The Book  |  Author  |  Virtues  |  Wealth Cycle  |  Journal  |  Store  |  Tools  |   Home       

Wealth Virtues at Amazon.comWealth Virtues at Barnes & Noble
Wealth Virtues at PRWPBookswealth Virtues at Amazon UK



Wealth Virtues from Amazon.com  Wealth Virtues from Amazon.co.uk  Wealth Virtues from Amazon.ca  Wealth Virtues von Amazon.de  Wealth Virtues sur Amazon.fr

Click here to look inside!
 

Wealth Virtues Journal: November 13, 2009




Getting Paid for Free Services


Filed under: Virtues in Business — Tags: , , , — James Ward @ 8:32 am
© 2009 Poor Richard Web Press, LLC

Share This
Facebook Twitter Linkedin

I have always been amazed at the means by which individuals and businesses are able to provide either deep cuts to the sale price of a product, or provide a “free” service to a customer that still makes them money.  We often use the terms “mark-up”, “hidden costs”, or the more mercurial, “smoke and mirrors” to describe this. 
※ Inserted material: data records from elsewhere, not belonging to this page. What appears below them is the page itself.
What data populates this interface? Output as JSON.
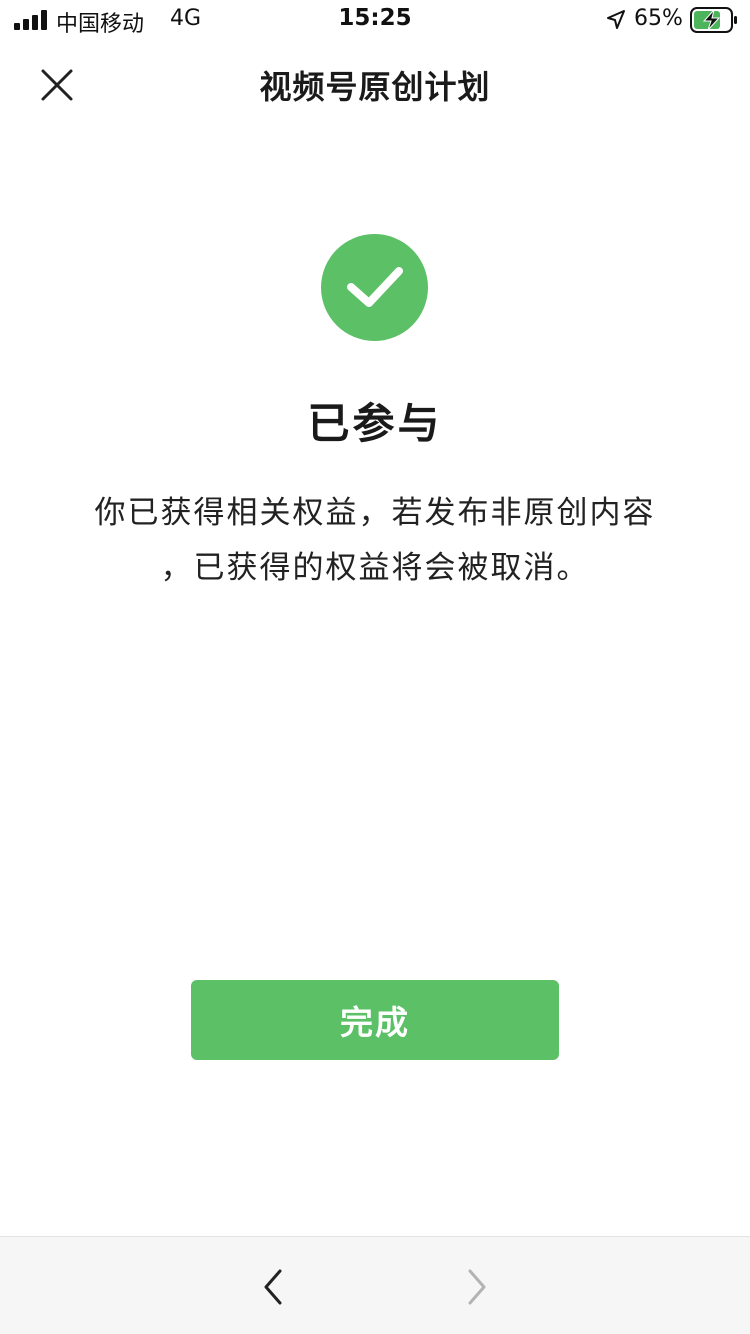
{
  "status_bar": {
    "carrier": "中国移动",
    "network": "4G",
    "time": "15:25",
    "battery_percent": "65%",
    "icons": [
      "signal-icon",
      "location-icon",
      "battery-charging-icon"
    ]
  },
  "nav": {
    "title": "视频号原创计划",
    "close_icon": "close-icon"
  },
  "result": {
    "icon": "check-circle-icon",
    "title": "已参与",
    "description_line1": "你已获得相关权益，若发布非原创内容",
    "description_line2": "，已获得的权益将会被取消。"
  },
  "actions": {
    "done_label": "完成"
  },
  "toolbar": {
    "back_icon": "chevron-left-icon",
    "forward_icon": "chevron-right-icon"
  },
  "colors": {
    "accent": "#5bc066",
    "toolbar_bg": "#f6f6f6",
    "text": "#1a1a1a",
    "forward_disabled": "#b3b3b3"
  }
}
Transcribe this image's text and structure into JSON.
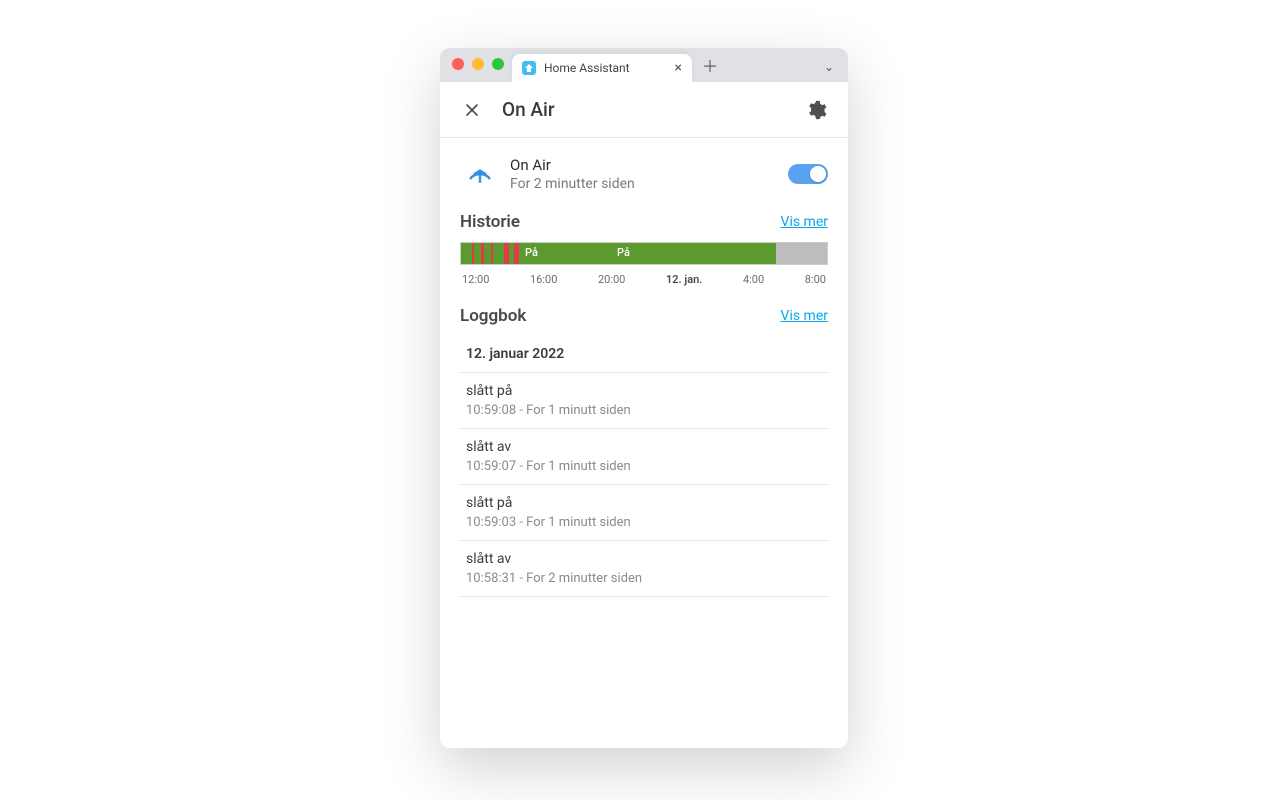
{
  "browser": {
    "tab_title": "Home Assistant"
  },
  "header": {
    "title": "On Air"
  },
  "entity": {
    "name": "On Air",
    "sub": "For 2 minutter siden",
    "state_on": true
  },
  "history": {
    "title": "Historie",
    "more": "Vis mer",
    "labels": {
      "on1": "På",
      "on2": "På"
    },
    "ticks": [
      "12:00",
      "16:00",
      "20:00",
      "12. jan.",
      "4:00",
      "8:00"
    ]
  },
  "logbook": {
    "title": "Loggbok",
    "more": "Vis mer",
    "date": "12. januar 2022",
    "entries": [
      {
        "title": "slått på",
        "sub": "10:59:08 - For 1 minutt siden"
      },
      {
        "title": "slått av",
        "sub": "10:59:07 - For 1 minutt siden"
      },
      {
        "title": "slått på",
        "sub": "10:59:03 - For 1 minutt siden"
      },
      {
        "title": "slått av",
        "sub": "10:58:31 - For 2 minutter siden"
      }
    ]
  }
}
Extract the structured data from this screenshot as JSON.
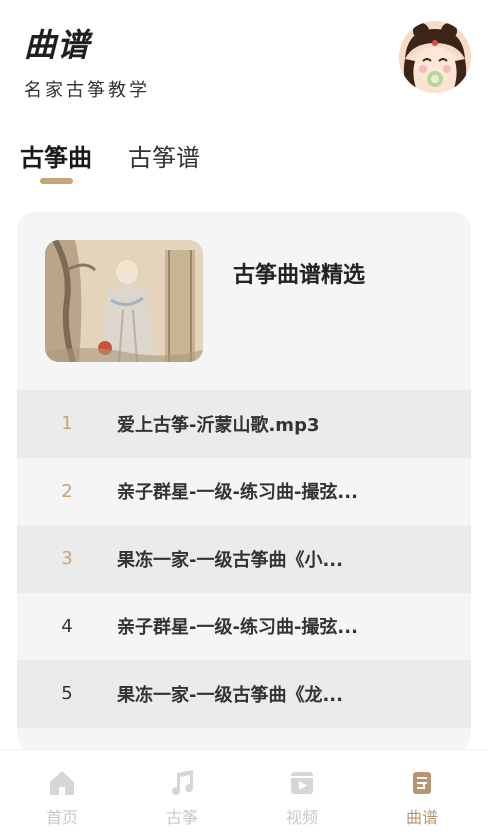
{
  "header": {
    "title": "曲谱",
    "subtitle": "名家古筝教学"
  },
  "tabs": [
    {
      "label": "古筝曲",
      "active": true
    },
    {
      "label": "古筝谱",
      "active": false
    }
  ],
  "card": {
    "title": "古筝曲谱精选",
    "items": [
      {
        "num": "1",
        "title": "爱上古筝-沂蒙山歌.mp3"
      },
      {
        "num": "2",
        "title": "亲子群星-一级-练习曲-撮弦..."
      },
      {
        "num": "3",
        "title": "果冻一家-一级古筝曲《小..."
      },
      {
        "num": "4",
        "title": "亲子群星-一级-练习曲-撮弦..."
      },
      {
        "num": "5",
        "title": "果冻一家-一级古筝曲《龙..."
      }
    ]
  },
  "bottom_nav": [
    {
      "label": "首页",
      "icon": "home-icon",
      "active": false
    },
    {
      "label": "古筝",
      "icon": "music-note-icon",
      "active": false
    },
    {
      "label": "视频",
      "icon": "video-icon",
      "active": false
    },
    {
      "label": "曲谱",
      "icon": "score-icon",
      "active": true
    }
  ],
  "colors": {
    "accent": "#c9a37a",
    "active_nav": "#b89572",
    "inactive_nav": "#c8c8c8",
    "row_shade": "#ebebeb",
    "card_bg": "#f5f5f5"
  }
}
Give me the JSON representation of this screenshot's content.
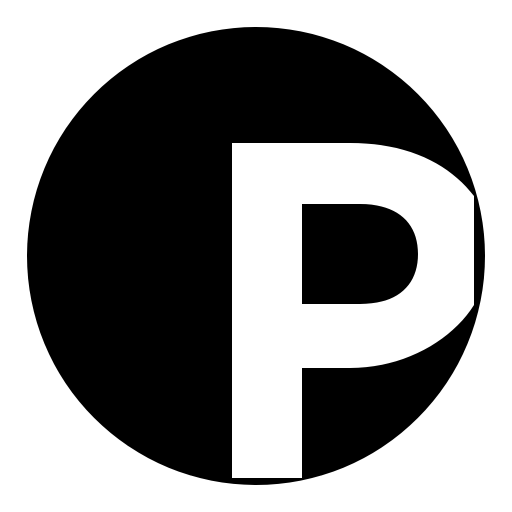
{
  "icon": "p-letter-logo-icon",
  "colors": {
    "background": "#ffffff",
    "circle": "#000000",
    "letter": "#ffffff"
  },
  "logo": {
    "letter": "P"
  }
}
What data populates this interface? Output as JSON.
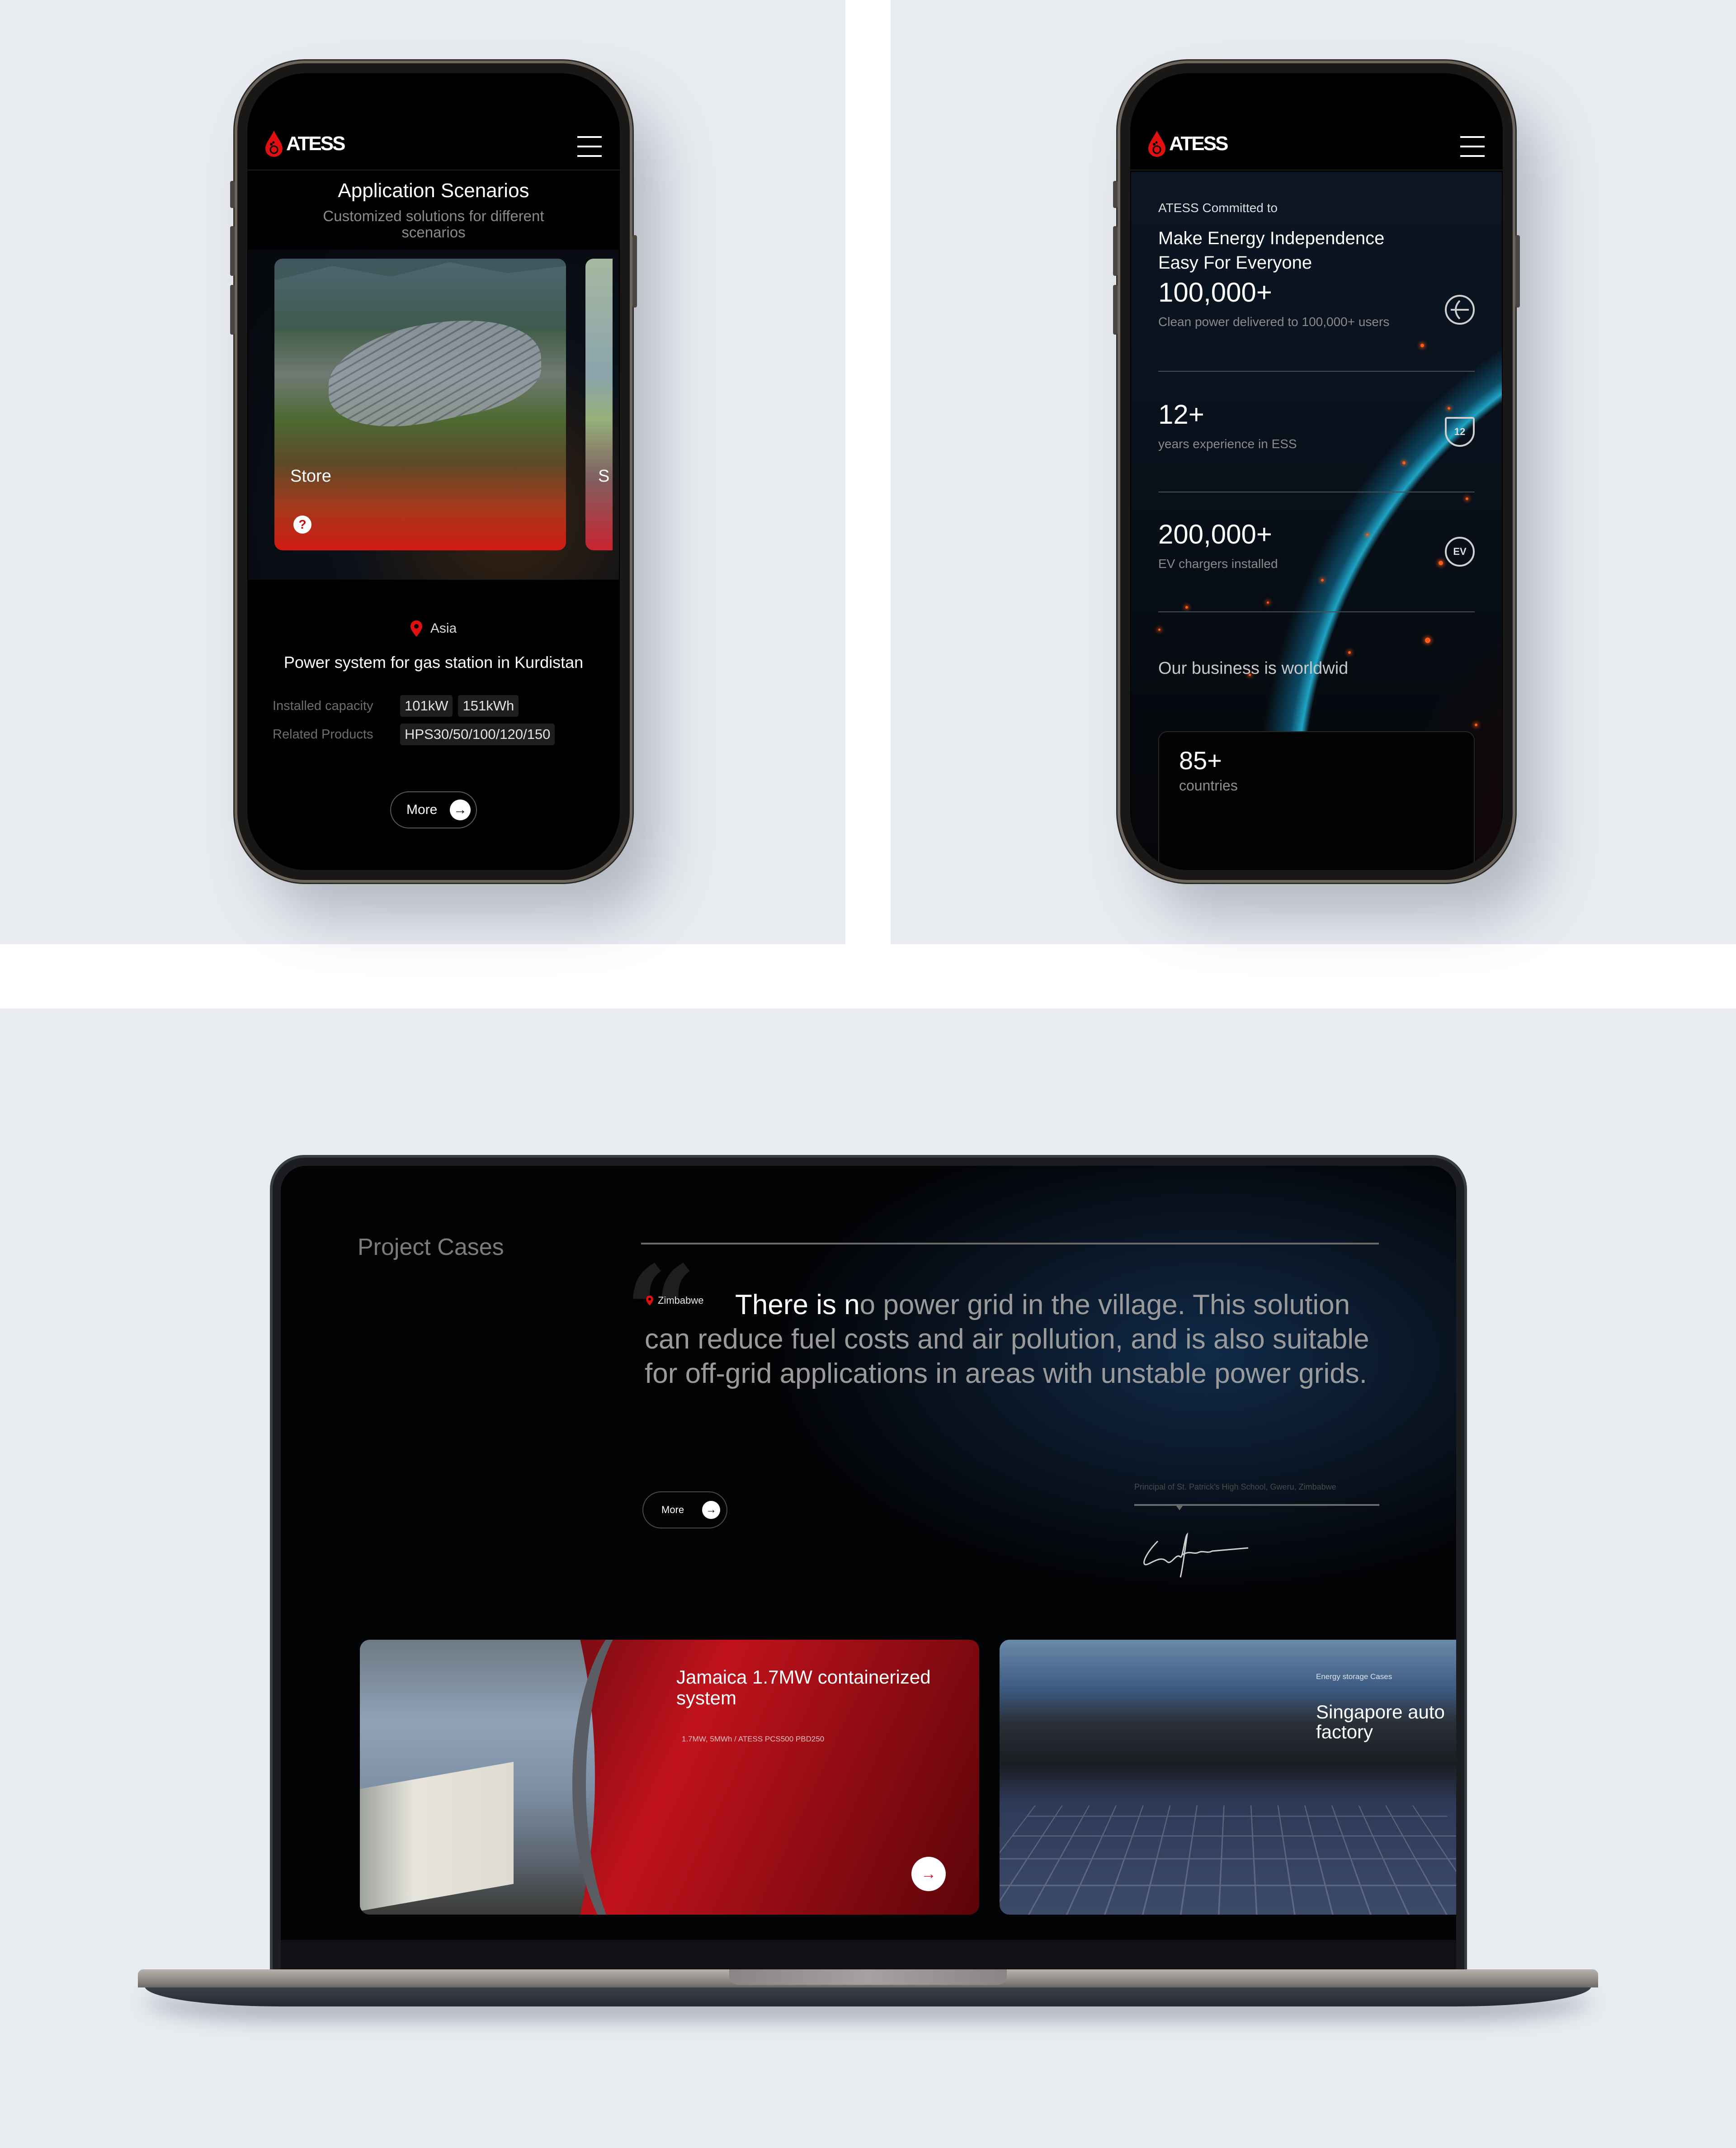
{
  "brand": {
    "name": "ATESS",
    "accent_color": "#d01a1a"
  },
  "phone_left": {
    "header": {
      "logo_text": "ATESS",
      "menu_icon": "hamburger-icon"
    },
    "section_title": "Application Scenarios",
    "section_subtitle": "Customized solutions for different scenarios",
    "cards": [
      {
        "label": "Store",
        "icon": "question-icon"
      },
      {
        "label": "S"
      }
    ],
    "project": {
      "region": "Asia",
      "title": "Power system for gas station in Kurdistan",
      "specs": [
        {
          "label": "Installed capacity",
          "values": [
            "101kW",
            "151kWh"
          ]
        },
        {
          "label": "Related Products",
          "values": [
            "HPS30/50/100/120/150"
          ]
        }
      ],
      "more_label": "More"
    }
  },
  "phone_right": {
    "header": {
      "logo_text": "ATESS",
      "menu_icon": "hamburger-icon"
    },
    "kicker": "ATESS Committed to",
    "title_line1": "Make Energy Independence",
    "title_line2": "Easy For Everyone",
    "stats": [
      {
        "value": "100,000+",
        "description": "Clean power delivered to 100,000+ users",
        "icon": "globe-icon"
      },
      {
        "value": "12+",
        "description": "years experience in ESS",
        "icon": "shield-12-icon",
        "icon_text": "12"
      },
      {
        "value": "200,000+",
        "description": "EV chargers installed",
        "icon": "ev-icon",
        "icon_text": "EV"
      }
    ],
    "worldwide_label": "Our business is worldwid",
    "countries": {
      "value": "85+",
      "description": "countries"
    }
  },
  "laptop": {
    "section_title": "Project Cases",
    "testimonial": {
      "location": "Zimbabwe",
      "quote_highlight": "There is n",
      "quote_rest": "o power grid in the village. This solution can reduce fuel costs and air pollution, and is also suitable for off-grid applications in areas with unstable power grids.",
      "attribution": "Principal of St. Patrick's High School, Gweru, Zimbabwe",
      "more_label": "More"
    },
    "cases": [
      {
        "title": "Jamaica 1.7MW containerized system",
        "spec": "1.7MW, 5MWh / ATESS PCS500 PBD250"
      },
      {
        "kicker": "Energy storage  Cases",
        "title": "Singapore auto factory"
      }
    ]
  }
}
So how does someone who wants to tie together wealth and virtue address this particular subject, especially since I engage in making at least part of my income engaged in this type of practice?   The answer is, of course, “transparency” – a word overused and under-accomplished by government and industry alike.

I provide a variety of technology and Internet marketing services to businesses and organizations.  I also help promote them through various regional websites I control.  Many of these customers require website design, hosting, and even domain names.  Along with that I create income through various affiliate programs with Amazon, Google, web hosting companies, and various other companies.  One customer required my help with setting up a short website to provide some information and to state that the larger website was coming soon.  As they required hosting services, I proposed setting up the page for free, but asked them to purchase the hosting through one of the trusted host providers at http://www.prwp.com/best-web-hosting/. I also told them that these providers provided the maximum support and flexibility as well as paying me a fee for each new customer.  As business owners, they realized that their cost for hosting would still be the same, but the service from me for the start-up web page was at no additional cost to them.  They feel they got something for free from me, when in reality, I received payment from the hosting company and gained a reputation with that small business as a person who is open and is willing to help others with what they felt was an important step before launching a bigger website.  They are more willing now to come back to me an pay thousands of dollars for a more advanced website based on this trust.

My first lesson in the way things were priced started when my sister began stringing fresh water pearls and gold finding into beautiful (and professionally created) necklaces and bracelets and selling them at Washington D.C.’s Eastern Market. Many of these were taken as orders during the morning which she would have completed in only a few hours.  I recall her selling one necklace for $99.00.  I asked her about her costs in materials. It was about $20.00 in all, so a 500% markup was her cost for labor, storage, transport, ordering, etc.  What is interesting is that her customers knew this.  I later found out why they didn’t mind.  In a Macy’s only a few weeks later, I saw a necklace of comparable quality being sold for over $500.00. This would translate to a 2500% markup over material costs. On top of that, Macy’s was offering a 20% discount.

No wonder my sister’s customer was happy.  What she understood was the commercial value of the item purchased from my sister in relation to the price she paid.  Once more, my sister built a following based on her candor about cost to her clients. By the way, this is the same woman who  transformed the open-air market hobby into a multi-million dollar wholesale bead business only a  few years later (Google “Blue Moon Beads”) and later sold to Creativity Inc. leading to semi  retirement in her 40’s.

Nothing is ever really free, however, Benjamin Franklins virtues of Sincerity, Justice, and Humility provide an excellent basis for building trust with others to build wealth for yourself.



 
Follow Wealth Virtues on Twitter Join Wealth Virtues on Facebook Wealth Virtues Recommends LinkIn to Wealth Virtues Participate with Wealth Virtues on Ning Wealth Virtues RSS Feed
 
 

Poor Richard Web Press
Copyright © 2016 - 2017 Wealth Virtues. All Rights Reserved. Poor Richard Web Press.